Political firestorm rages over Canadian census
By Allan Dowd
VANCOUVER (Reuters) - The political firestorm surrounding the Canadian government's plan to change next year's census grew more intense on Thursday, fanned by the abrupt resignation of the country's chief statistician in protest.
The seemingly unlikely national debate over how statistics are collected, has pitted the minority Conservative government against groups ranging from the businesses community, to social services organizations and local governments.
Even the Bank of Canada was drawn into the debate on Thursday, with Governor Mark Carney saying the central bank will monitor what impact the census changes might have on data that it uses from Statistics Canada.
Opposition lawmakers asked Statistics Canada's former chief statistician, Munir Sheikh, to testify next week before a committee that will examine the government's plan to make answering the so-called long form census voluntary.
Sheikh abruptly quit on Wednesday over the government's decision to stop making the long form questionnaire mandatory.
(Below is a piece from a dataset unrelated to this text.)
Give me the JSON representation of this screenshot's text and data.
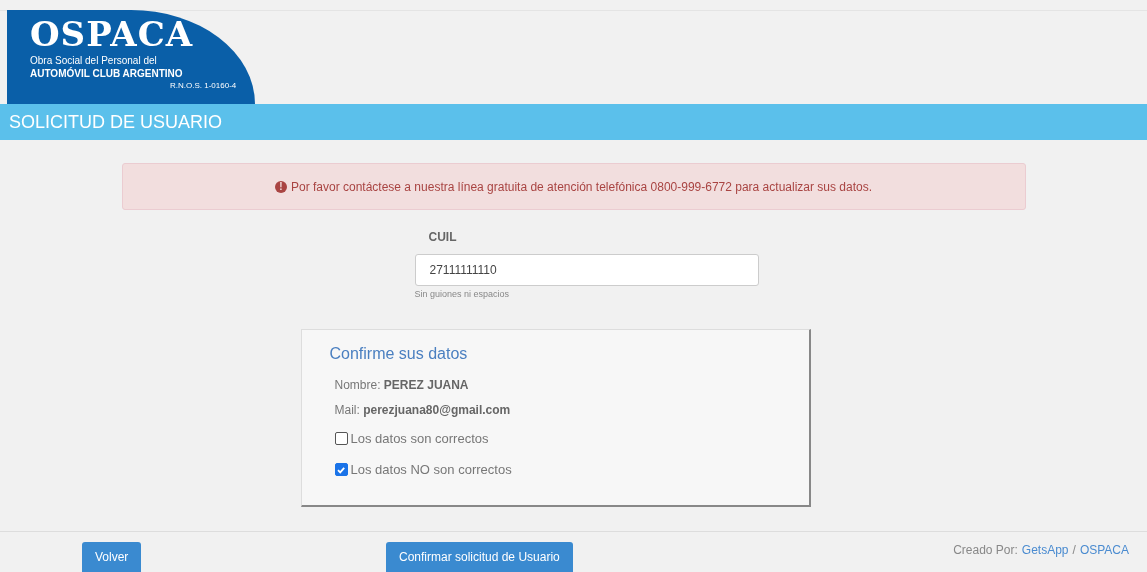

In the past it has been sent to about 20 percent of the population, seeking detailed demographic information about families and households.
Most citizens are required to fill out a mandatory, shorter census form that seeks basic, less detailed information.
Industry Minister Tony Clement, whose department oversees Statistics Canada and the census, has said the long form was made voluntary because people had expressed privacy concerns.
Sheikh's resignation came as a surprise -- with Statscan posting his letter on its website -- after the government said agency staff were satisfied with the changes. Continued...